How have you been able to juggle work during this time of the global pandemic?
I have to say, this has been (like millions of people around the world) so pressing for my mind. Not just for myself but seeing people worry, hungry, or sick – it’s been tough. Right now, is the time for meditation, prayer, and not forgetting your purpose in life and who you are. If you’re quarantined, it’s okay to turn off everything and meditate. It’s important, I think to keep your mental health strong, not just this year but all of next year and the years after. Those things have helped me in addition to music, and music without words.
What is left for you for the remainder of 2020?
I’m a big planner. I try to – even with the chaos of the pandemic, I don’t want to feel like the year was stolen from me. I wanted to get a lot out of the year. For the rest of the year, we’re shooting Remember Me: The Mahalia Jackson Story in Los Angeles next month. I’m going to try to get as much as I can in the last month of the year as much as possible. I just signed on for a biopic, unfortunately I can’t reveal what it is but that is exciting. I just try to keep my mind busy and keep my mind constantly feeling like it’s achievable, we can do it. I want to also say, I try to talk to mainly positive people. I don’t get into a lot of negative conversations. That is what has helped me remain positive as well.
What can we expect to see from you in the future?

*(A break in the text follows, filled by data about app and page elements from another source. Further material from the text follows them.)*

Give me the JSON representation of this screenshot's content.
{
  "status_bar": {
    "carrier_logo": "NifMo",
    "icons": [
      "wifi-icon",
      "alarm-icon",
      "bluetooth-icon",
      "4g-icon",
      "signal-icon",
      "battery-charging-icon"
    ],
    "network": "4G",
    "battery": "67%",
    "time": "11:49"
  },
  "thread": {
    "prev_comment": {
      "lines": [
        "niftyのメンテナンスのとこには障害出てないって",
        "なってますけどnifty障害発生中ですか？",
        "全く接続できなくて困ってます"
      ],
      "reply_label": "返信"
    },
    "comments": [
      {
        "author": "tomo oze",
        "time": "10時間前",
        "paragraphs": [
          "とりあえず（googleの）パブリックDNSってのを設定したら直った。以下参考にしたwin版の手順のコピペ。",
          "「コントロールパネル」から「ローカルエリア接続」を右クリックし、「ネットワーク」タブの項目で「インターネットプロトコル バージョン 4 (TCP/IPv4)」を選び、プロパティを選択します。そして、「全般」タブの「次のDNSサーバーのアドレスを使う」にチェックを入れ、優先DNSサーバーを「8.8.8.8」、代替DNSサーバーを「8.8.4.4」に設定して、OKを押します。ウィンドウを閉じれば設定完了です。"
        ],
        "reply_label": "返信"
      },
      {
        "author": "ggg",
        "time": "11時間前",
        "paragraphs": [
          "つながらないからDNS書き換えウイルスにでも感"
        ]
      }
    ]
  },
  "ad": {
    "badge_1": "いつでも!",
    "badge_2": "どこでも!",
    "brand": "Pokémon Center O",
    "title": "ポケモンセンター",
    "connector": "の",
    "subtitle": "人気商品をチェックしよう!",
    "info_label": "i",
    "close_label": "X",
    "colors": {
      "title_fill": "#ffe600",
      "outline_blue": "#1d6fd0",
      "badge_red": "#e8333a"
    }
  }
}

You can expect to see a drama series, some more film, and a book coming out! Hopefully I’ll get engaged in speaking. I like to mentor the youth and just want to inspire people around the world to believe that anything is possible. I want to be able to spread positivity as much as possible.
All images by Phoenix White/ Emkron Studios
Makeup by Tarrence Cheairs
Hair by: Darico Jackson
Wardrobe by Ivan Bitton Stylehouse / Carolyn Wilbourn & Dreamhouse mbg styled by Annette BibbyOliver